Google is working on a new technology called VP10 that will allow it to squeeze higher-quality video over broadband and mobile networks. And thanks to patent issues with a rival standard, it has a chance to catch on.
Black Hat 2014
This collection of goodies includes a top-rated camcorder and some robust editing software. Plus: three bonus deals!
This number/letter combo is the key to film-like movies shown closer to the way the director intended.
The Consumer Electronics Show is all about TVs, and this year we expect the usual slew of announcements and buzzwords, as well as one conspicuous absentee: Panasonic plasma.
The upcoming Ultra HD Blu-ray has a new method to allow sharing of the movies you buy across your phones and tablets, even allowing you to burn a backup. Will it work? Is it better than Ultraviolet? Here's what we know.
The 1080i your cable box sends out is the same number of pixels that your 1080p TV has.
A CNET reader wants to know if letterboxed Blu-ray movies are really "1080p." Geoff Morrison helps him out.
We have plenty of names to describe the viewing quality on your smartphone screen, but few of them actually make sense. Here's what matters, and why.
Commentary: If super high-resolution screens are arguably unnecessary for your 65-inch TV, they're just about useless for your 5.5-inch phone.

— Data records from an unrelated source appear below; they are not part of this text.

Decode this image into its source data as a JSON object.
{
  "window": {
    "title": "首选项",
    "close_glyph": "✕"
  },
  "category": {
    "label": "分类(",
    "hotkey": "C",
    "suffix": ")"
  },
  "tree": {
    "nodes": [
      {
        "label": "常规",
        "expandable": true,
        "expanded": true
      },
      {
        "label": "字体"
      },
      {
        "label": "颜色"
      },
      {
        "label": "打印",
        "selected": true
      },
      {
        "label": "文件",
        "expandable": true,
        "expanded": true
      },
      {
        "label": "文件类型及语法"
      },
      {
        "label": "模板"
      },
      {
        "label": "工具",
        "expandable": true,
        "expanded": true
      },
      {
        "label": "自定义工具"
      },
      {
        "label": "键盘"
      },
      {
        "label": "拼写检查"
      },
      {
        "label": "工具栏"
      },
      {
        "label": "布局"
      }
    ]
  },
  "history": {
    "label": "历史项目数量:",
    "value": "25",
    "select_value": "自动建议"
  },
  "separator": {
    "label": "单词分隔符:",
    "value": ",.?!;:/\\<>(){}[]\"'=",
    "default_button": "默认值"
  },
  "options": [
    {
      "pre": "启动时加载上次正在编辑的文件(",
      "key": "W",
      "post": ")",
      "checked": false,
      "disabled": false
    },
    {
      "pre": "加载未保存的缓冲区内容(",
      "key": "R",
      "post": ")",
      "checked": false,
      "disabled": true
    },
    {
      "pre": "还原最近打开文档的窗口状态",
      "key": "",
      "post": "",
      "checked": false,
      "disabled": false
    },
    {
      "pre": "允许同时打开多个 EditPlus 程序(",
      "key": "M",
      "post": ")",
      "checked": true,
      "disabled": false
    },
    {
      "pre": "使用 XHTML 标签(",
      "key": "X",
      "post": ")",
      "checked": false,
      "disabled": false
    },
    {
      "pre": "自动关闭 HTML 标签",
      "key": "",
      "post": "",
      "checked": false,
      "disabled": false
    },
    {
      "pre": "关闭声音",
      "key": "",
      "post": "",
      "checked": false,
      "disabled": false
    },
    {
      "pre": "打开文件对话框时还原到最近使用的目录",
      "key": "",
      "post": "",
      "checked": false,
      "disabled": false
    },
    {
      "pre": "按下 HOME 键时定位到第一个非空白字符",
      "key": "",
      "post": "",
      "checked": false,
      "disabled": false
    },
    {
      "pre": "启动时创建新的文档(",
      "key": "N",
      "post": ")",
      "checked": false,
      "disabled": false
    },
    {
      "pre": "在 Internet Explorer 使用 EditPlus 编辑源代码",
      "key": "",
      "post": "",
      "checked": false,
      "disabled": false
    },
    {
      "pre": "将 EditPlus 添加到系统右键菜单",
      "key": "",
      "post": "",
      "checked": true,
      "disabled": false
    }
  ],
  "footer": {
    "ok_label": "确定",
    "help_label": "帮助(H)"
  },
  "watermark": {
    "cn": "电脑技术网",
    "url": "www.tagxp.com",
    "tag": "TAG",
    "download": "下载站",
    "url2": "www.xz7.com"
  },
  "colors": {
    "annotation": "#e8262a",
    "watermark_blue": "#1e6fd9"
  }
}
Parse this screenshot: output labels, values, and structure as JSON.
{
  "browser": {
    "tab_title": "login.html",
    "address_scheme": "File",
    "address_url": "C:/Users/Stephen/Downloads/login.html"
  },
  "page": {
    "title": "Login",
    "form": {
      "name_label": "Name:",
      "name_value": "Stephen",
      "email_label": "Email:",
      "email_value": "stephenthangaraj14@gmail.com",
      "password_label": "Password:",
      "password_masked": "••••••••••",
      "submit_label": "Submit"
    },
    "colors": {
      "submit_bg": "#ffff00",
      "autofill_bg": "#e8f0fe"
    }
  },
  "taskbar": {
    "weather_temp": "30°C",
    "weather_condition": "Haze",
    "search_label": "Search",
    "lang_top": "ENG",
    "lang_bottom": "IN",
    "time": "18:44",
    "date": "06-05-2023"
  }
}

Is it possible to convert today's standard- and high-definition shows and movies into tomorrow's High-Dynamic Range (HDR) video? Technicolor claims yes.